“A devil came to your aunt Lemlem this morning. She is unconscious and the whole neighborhood is watching over her. She might die.”
“She saw a devil?” I asked, a glint of guilt on my face.
“Yes a one-legged devil!” my mother said almost trembling with fear. “your aunt Lemlem said he had long horns and fiery red eyes!”
“A one-legged devil!”
“He held a glowing spear on his hand,” My mother said picking my clothes from the floor, “the devil entered through the locked door and almost grabbed her!”
“Glowing spear? Almost grabbed her!”
“Yes. Maybe the devil lives in that possessed Gaba tree,” She said.
I had an urge to smile but resisted it, remembering the story I heard about the devil that jumped off the same tree and handed Ustaz a cigarette!
My uncle had caught my cousin Ustaz Mahmoud in the middle of a shameful act: holding a cigarette. “A jinni dropped from the Gaba Tree in the dark and gave it to me; he then climbed back to the tree and started to play drums and lyre.” Ustaz told my uncle.
“I was afraid to say no to the devil!” Ustaz Mahmoud emphasized.
My uncle, a product of an age when people took such pronouncements at face value, didn’t ask interrogative questions but prayed to God to rid the neighborhood of the devils that resided on the tree. “A’ouzu billah,” he had repeated seeking refuge in the protection of God. “You should avoid walking under that possessed tree in the dark,” Ayay ordered.
From then on, Ustaz was supposed to be home before the night creatures descended the tree. Jinnis had camped there and everyone had to avoid the alley after dark. But the story lived on and neighbors recounted it with certainty until it grew to mythical proportions. And I grew up believing that story. Some people even claimed they heard drums and lyres played in the treetop.
Ustaz Mahmoud had been in the ranks of Jebha for almost seven years and no one claimed a close encounter with a devil until aunt Lemlem imagined my silhouette was the devil that she feared. Her husband had enough and insisted on cutting down the tree—he didn’t want to host the devils in front of his house anymore.
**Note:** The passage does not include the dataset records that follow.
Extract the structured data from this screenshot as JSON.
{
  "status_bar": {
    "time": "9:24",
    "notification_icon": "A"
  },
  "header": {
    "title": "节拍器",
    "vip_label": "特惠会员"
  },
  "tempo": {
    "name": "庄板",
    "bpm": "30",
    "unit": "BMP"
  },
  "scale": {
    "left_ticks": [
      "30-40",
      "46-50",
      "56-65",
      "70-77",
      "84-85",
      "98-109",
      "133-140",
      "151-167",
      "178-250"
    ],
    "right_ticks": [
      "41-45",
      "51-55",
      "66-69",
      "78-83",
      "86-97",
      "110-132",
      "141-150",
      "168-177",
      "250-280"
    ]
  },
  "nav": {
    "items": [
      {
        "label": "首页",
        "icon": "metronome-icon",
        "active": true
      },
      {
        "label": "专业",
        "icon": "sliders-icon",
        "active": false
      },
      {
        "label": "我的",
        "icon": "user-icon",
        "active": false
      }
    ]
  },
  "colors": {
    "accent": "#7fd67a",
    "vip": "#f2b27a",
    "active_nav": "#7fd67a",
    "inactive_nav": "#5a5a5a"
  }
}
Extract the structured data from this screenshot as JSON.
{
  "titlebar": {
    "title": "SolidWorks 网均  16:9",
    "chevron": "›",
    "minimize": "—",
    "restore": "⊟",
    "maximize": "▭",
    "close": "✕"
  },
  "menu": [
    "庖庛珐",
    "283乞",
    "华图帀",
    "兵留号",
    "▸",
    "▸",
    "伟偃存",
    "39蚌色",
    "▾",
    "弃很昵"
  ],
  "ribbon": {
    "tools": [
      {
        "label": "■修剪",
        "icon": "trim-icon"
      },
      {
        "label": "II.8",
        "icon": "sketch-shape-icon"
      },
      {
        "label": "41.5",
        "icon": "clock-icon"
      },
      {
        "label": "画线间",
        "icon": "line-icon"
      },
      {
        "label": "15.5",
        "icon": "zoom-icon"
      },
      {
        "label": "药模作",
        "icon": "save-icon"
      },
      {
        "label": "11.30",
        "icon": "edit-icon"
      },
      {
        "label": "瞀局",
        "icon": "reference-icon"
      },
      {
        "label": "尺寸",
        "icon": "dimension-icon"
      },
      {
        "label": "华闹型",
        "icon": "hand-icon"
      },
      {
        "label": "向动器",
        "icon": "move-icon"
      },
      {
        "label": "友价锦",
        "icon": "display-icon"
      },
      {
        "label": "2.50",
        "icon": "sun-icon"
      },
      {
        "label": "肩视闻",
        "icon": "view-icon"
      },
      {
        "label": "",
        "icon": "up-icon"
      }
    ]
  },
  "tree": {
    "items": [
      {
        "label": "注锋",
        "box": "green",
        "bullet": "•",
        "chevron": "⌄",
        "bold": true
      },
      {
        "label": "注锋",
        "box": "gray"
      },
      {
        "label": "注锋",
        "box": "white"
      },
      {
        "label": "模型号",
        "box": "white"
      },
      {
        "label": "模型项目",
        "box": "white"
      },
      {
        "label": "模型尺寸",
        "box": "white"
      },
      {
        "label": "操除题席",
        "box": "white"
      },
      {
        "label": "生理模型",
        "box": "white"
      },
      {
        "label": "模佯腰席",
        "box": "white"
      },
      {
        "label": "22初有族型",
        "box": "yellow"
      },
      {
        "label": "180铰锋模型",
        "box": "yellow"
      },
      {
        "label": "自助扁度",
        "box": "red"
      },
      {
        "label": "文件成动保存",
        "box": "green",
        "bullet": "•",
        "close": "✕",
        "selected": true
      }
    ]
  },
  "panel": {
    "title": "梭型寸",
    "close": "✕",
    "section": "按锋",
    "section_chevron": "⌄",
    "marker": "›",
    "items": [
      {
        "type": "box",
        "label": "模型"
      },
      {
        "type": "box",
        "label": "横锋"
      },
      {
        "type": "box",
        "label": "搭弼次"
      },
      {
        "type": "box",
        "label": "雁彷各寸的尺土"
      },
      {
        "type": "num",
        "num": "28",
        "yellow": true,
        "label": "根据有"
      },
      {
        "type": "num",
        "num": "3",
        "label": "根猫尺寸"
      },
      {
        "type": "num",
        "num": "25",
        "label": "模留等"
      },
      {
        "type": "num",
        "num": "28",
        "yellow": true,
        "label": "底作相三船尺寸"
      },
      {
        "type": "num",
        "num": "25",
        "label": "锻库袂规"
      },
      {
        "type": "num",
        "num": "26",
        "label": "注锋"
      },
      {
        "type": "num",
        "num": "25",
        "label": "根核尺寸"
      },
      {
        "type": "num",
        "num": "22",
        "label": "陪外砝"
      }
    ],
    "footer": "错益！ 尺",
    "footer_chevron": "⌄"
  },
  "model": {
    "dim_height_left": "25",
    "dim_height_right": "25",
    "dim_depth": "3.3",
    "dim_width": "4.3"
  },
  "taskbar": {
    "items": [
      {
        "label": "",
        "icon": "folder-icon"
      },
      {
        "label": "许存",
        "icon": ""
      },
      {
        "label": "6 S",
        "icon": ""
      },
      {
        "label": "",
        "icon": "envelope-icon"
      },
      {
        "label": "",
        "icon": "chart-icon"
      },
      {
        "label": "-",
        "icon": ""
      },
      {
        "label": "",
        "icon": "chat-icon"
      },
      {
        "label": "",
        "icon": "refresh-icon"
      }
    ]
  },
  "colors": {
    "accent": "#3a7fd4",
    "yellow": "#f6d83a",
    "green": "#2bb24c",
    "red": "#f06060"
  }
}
Aunt Lemlem was sick in bed because of me. People who came to visit her recounted endless stories of benign devils and evil ones who slapped people so hard their chins were twisted. Now aunt Lemlem was afraid the jinnis were not benign anymore, she also wanted the tree cut down. Nothing can change an eyewitness’s account.
I contemplated confessing but I couldn’t, fearing no one would believe me. But what if they did? Then I would be in big trouble. What if aunt Lemlem died? I didn’t know what the punishment for that would be but the thought made me tremble with fear and apprehension.
I visited aunt Lemlem, always praying that she would get better. She told me her story and described the devil in much detail. She would shine with happiness when I showed up; I could have been the best listener she knew at that time, she must have felt that I believed her wholeheartedly. And I knew she was telling the truth because I knew the real story. That is why she found me very receptive and a good listener.
Finally, thanks to the several visits by local healers, aunt Lemlem was up. On the weekend, her husband sacrificed a goat under the tree. Now thanks to me, the tree was condemned; they finally axed it and uprooted its stump.
When people grow up with superstitions, being told stories inspired by bigotry, hate, ignorance and rivalry, the stories become a reality to some, as it is in the perception of our fascists. That is why I want to shake them up until they awaken from their illusion. But since they are not accustomed to rational thinking, superstitious treatments are the best remedy. We have to get them in a hall, all 150 of them, and hold an exorcism ceremony.